Below are the records; pull every line that includes "header".

━━━━━━

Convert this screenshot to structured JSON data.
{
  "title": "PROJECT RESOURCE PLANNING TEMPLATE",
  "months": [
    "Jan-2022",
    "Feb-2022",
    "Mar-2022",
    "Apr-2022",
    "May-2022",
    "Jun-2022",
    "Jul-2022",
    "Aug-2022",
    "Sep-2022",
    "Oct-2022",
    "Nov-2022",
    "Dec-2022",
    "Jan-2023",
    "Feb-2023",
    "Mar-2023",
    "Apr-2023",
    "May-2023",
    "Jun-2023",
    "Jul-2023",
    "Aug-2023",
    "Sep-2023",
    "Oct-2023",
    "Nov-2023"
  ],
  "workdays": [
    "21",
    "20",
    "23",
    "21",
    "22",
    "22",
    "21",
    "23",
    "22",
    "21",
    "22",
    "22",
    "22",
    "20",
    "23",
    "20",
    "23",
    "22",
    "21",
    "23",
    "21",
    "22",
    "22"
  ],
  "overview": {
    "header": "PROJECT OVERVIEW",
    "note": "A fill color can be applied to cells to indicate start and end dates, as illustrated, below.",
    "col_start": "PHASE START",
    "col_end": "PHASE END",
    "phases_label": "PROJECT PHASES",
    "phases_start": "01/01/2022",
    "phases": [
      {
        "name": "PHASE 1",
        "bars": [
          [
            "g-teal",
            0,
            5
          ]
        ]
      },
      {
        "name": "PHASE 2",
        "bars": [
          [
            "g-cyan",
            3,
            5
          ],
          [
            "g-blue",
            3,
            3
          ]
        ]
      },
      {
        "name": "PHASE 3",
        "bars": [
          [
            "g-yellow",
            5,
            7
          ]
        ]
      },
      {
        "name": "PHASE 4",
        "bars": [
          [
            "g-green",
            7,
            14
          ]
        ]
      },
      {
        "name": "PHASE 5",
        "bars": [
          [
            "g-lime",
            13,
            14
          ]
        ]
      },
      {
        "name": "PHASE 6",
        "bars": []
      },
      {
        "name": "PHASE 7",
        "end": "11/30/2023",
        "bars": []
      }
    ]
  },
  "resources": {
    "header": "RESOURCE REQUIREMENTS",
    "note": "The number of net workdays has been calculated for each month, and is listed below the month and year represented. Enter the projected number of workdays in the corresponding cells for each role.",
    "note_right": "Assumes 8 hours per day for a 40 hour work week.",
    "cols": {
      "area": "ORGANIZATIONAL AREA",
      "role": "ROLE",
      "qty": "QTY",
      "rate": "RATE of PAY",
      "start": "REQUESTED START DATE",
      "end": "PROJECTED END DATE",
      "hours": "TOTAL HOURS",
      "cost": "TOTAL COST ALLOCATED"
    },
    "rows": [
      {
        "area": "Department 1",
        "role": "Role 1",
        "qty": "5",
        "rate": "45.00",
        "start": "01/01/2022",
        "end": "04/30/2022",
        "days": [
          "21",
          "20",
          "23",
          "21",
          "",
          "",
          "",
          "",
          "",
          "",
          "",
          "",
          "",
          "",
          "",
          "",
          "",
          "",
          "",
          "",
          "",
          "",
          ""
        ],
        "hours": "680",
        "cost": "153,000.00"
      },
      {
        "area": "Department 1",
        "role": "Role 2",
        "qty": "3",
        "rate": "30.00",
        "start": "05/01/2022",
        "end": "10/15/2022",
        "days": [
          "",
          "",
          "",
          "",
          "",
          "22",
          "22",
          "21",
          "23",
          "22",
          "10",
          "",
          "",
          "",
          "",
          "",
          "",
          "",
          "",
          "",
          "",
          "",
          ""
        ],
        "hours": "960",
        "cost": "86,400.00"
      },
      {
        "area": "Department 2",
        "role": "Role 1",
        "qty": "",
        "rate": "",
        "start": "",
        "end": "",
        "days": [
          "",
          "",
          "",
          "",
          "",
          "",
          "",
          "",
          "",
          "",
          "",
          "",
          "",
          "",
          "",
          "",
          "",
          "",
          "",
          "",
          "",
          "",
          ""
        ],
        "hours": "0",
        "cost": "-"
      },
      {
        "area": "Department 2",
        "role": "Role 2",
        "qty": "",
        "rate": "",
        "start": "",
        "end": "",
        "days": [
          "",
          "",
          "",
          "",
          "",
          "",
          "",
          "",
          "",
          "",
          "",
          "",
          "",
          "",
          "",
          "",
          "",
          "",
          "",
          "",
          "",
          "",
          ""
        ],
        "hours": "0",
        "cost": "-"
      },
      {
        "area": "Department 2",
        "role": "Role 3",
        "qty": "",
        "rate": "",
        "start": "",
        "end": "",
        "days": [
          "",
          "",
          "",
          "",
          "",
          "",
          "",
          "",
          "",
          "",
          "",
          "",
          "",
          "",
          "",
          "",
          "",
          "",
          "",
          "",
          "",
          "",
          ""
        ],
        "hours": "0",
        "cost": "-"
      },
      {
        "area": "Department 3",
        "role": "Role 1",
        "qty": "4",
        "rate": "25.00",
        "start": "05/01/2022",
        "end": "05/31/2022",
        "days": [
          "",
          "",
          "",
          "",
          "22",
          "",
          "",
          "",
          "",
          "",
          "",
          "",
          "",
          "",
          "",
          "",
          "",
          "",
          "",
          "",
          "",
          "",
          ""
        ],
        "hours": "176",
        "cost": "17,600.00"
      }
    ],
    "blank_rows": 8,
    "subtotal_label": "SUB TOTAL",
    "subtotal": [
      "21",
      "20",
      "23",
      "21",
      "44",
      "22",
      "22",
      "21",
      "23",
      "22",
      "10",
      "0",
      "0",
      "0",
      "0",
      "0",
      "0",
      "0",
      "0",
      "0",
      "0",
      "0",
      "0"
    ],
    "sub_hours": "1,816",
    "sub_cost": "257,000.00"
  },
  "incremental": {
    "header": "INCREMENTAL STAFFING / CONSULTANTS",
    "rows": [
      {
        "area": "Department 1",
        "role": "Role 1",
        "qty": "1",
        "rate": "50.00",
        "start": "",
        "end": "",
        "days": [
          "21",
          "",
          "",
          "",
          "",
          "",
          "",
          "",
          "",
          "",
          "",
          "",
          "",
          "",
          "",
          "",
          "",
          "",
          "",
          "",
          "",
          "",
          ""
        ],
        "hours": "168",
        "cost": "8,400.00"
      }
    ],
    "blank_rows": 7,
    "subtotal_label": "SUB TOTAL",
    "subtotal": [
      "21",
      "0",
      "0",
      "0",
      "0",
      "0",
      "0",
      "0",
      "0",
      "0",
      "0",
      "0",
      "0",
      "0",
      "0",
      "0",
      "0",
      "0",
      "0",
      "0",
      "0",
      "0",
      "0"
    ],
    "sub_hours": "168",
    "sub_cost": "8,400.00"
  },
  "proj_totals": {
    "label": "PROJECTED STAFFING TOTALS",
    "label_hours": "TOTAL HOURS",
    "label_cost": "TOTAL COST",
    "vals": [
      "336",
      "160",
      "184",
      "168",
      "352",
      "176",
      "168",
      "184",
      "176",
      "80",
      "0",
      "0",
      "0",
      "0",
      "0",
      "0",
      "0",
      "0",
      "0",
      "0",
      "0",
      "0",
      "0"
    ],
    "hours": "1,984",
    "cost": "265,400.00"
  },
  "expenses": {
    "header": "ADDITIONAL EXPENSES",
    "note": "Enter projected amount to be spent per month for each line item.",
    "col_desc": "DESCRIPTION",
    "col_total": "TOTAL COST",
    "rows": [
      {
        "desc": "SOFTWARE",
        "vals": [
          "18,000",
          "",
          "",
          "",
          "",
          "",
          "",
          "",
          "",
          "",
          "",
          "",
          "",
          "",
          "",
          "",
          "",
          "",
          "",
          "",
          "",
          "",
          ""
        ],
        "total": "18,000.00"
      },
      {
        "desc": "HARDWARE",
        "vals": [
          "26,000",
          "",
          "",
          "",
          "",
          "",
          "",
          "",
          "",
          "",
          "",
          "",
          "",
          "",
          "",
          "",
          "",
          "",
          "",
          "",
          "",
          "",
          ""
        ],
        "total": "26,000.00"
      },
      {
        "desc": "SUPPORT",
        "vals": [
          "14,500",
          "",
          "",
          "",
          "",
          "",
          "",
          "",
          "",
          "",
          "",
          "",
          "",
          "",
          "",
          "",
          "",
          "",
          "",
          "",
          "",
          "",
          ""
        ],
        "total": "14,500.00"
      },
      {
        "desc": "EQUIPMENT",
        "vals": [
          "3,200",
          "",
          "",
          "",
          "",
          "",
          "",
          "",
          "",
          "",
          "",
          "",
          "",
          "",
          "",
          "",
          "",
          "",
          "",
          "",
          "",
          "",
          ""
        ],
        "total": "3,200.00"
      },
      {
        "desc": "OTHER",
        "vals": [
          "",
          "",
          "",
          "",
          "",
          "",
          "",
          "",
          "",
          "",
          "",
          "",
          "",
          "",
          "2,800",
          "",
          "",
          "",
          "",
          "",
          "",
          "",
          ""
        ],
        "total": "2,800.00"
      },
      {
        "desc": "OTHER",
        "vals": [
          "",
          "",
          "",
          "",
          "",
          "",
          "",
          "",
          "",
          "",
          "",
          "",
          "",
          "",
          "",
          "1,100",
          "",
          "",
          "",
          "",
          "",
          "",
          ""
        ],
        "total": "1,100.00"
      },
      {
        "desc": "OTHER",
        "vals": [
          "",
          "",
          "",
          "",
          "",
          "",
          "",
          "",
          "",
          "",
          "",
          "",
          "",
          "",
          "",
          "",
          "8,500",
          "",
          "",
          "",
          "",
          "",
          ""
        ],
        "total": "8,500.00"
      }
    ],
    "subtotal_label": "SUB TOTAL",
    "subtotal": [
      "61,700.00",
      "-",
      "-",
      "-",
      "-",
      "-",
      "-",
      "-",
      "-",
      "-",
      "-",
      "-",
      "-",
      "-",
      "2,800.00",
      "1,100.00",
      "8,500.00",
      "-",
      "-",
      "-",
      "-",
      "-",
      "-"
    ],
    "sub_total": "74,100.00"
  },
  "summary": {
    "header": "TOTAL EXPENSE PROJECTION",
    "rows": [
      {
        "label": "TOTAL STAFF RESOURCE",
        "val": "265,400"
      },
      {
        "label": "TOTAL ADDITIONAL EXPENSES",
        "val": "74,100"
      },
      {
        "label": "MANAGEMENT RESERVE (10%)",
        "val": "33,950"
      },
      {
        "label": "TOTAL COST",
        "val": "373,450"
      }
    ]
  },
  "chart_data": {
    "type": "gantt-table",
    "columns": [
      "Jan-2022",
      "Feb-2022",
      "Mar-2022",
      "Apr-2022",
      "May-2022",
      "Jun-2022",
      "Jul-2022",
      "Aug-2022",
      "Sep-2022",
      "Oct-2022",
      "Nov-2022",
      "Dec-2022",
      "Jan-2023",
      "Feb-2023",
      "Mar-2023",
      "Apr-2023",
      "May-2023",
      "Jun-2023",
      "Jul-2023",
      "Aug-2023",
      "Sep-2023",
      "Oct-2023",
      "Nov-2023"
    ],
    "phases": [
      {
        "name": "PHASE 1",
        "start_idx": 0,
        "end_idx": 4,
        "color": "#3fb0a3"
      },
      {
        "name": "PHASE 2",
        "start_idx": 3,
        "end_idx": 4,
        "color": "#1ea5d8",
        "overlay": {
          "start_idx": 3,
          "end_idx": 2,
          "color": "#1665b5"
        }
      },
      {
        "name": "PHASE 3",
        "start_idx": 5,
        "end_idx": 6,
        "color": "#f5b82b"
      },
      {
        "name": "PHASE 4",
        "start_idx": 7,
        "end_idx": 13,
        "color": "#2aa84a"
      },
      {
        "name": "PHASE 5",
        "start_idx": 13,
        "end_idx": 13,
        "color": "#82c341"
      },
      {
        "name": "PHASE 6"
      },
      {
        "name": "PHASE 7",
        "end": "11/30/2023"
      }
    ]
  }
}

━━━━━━

* **EXERCISE RESPONSE**:
    "header": "PROJECT OVERVIEW",
    "header": "RESOURCE REQUIREMENTS",
    "header": "INCREMENTAL STAFFING / CONSULTANTS",
    "header": "ADDITIONAL EXPENSES",
    "header": "TOTAL EXPENSE PROJECTION",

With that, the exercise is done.